● **Exercise prompt**
Check every line of the material for the word "Nausea". Copy those that have it.

● **Extracted entries**
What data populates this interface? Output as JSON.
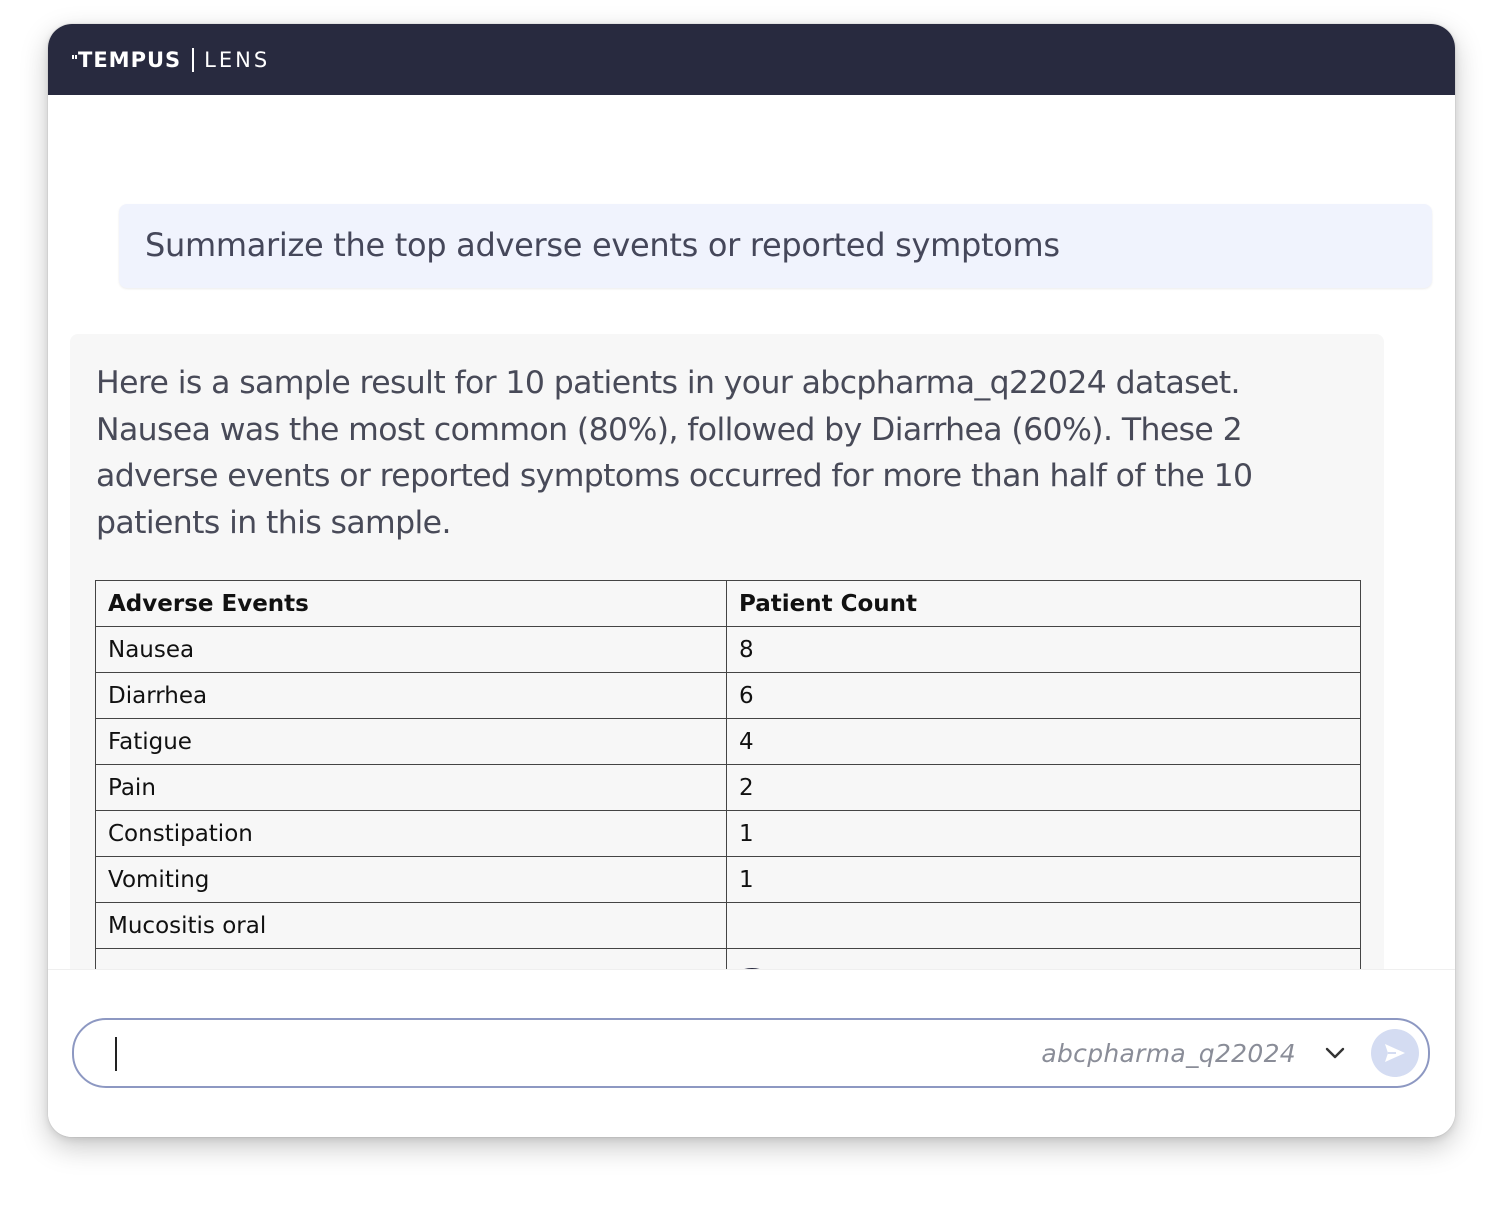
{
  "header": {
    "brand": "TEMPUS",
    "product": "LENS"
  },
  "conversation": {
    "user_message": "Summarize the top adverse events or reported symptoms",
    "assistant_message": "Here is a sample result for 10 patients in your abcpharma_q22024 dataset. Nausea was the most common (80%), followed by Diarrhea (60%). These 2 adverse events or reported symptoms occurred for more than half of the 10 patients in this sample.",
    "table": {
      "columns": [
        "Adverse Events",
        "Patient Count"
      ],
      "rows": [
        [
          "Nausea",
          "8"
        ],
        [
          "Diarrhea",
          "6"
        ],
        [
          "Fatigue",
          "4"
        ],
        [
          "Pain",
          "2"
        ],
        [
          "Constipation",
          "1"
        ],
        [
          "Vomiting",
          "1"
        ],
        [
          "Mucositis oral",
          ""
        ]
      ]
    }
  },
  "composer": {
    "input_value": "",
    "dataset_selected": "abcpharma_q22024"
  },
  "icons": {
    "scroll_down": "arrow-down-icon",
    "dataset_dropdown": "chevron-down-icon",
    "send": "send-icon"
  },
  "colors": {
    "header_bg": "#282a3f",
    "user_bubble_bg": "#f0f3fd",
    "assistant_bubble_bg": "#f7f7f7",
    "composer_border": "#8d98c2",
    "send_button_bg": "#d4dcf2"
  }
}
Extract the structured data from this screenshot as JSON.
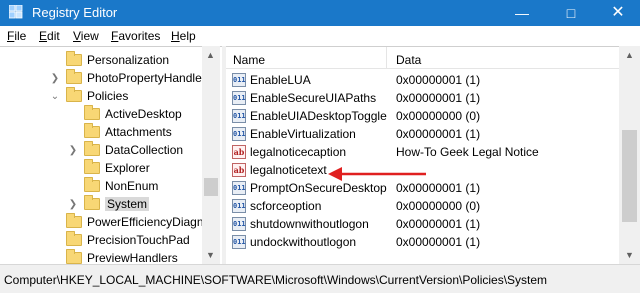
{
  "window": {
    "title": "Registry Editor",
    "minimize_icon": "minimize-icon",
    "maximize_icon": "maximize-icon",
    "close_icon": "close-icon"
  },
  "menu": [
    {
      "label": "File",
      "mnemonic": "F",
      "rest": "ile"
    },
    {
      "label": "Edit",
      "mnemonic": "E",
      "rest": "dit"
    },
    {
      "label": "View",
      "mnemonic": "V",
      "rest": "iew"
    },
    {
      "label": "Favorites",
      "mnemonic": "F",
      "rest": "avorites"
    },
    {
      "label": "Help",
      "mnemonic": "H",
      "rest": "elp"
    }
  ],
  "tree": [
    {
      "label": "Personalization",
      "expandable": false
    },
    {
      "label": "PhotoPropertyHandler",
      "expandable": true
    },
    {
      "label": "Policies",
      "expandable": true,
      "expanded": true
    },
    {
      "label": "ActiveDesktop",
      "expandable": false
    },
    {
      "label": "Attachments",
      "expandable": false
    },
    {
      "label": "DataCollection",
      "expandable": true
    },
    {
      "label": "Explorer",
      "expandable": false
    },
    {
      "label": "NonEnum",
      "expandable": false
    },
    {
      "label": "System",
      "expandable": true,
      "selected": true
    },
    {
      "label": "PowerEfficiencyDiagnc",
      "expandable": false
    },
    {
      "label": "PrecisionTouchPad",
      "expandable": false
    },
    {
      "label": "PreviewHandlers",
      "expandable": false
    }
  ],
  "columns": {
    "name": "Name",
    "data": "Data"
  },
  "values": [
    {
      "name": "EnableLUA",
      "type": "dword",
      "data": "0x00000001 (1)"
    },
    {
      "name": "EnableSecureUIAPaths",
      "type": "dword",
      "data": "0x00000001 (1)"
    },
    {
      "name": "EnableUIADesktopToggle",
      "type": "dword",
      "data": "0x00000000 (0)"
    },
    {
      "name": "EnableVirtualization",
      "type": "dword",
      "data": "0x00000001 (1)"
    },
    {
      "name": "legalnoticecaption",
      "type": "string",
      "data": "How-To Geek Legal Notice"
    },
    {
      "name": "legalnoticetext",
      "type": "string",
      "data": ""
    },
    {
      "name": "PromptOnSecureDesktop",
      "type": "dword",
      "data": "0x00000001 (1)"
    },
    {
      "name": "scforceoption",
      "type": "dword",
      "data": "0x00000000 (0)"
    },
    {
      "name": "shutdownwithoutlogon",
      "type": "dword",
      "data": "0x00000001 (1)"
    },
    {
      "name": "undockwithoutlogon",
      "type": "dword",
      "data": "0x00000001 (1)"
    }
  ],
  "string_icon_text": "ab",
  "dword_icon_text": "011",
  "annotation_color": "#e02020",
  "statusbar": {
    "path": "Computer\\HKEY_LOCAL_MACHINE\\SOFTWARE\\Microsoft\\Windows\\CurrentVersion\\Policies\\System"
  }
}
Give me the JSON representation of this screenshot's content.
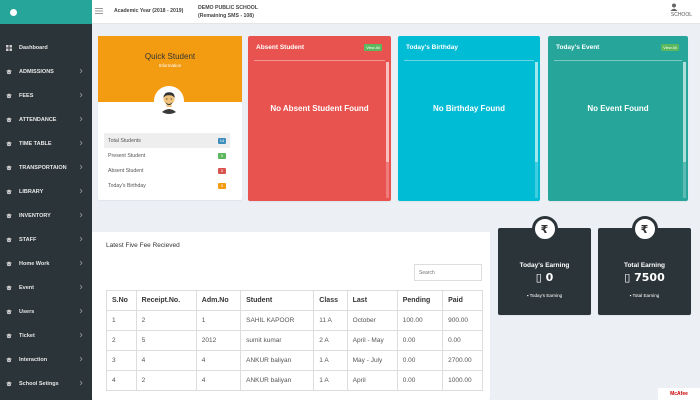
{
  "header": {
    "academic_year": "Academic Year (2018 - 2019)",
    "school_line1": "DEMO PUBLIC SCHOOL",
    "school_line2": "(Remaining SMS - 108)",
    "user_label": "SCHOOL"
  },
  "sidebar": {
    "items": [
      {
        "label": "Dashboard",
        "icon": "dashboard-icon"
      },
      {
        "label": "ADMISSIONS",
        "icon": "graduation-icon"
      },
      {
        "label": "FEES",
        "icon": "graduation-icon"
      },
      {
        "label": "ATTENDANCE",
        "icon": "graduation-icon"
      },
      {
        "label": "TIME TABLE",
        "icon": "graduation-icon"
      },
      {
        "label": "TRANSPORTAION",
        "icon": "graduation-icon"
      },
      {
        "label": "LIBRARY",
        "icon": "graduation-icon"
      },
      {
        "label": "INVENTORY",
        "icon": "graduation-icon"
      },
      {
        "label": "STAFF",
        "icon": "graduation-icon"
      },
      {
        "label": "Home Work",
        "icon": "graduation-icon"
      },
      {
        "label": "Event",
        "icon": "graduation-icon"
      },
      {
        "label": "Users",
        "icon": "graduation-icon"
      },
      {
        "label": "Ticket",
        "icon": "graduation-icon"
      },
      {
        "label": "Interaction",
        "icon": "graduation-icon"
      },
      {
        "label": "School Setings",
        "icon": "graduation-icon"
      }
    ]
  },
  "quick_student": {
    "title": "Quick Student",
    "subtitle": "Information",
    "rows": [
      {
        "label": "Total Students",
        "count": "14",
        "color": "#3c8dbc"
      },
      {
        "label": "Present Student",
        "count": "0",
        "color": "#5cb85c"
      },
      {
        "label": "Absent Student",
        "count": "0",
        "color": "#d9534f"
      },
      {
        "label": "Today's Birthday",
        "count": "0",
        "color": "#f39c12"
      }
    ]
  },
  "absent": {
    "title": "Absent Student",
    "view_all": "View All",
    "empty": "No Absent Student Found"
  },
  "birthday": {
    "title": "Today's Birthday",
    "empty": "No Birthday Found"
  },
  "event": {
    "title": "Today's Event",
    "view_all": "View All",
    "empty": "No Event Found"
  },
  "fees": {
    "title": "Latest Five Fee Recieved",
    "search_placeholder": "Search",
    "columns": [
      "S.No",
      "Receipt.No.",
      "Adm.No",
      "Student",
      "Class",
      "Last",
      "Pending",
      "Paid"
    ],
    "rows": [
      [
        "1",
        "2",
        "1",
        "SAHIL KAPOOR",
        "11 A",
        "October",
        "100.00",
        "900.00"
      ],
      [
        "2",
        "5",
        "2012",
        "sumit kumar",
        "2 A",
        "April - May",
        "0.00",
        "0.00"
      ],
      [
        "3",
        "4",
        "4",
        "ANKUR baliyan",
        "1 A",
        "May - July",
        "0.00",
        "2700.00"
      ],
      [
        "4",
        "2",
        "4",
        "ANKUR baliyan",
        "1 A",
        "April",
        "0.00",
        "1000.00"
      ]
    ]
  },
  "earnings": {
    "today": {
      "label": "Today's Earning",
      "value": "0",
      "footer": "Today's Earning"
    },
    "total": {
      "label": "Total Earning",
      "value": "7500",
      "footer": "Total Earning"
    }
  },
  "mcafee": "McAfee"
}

● **Result of this exercise**
    "assistant_message": "Here is a sample result for 10 patients in your abcpharma_q22024 dataset. Nausea was the most common (80%), followed by Diarrhea (60%). These 2 adverse events or reported symptoms occurred for more than half of the 10 patients in this sample.",
          "Nausea",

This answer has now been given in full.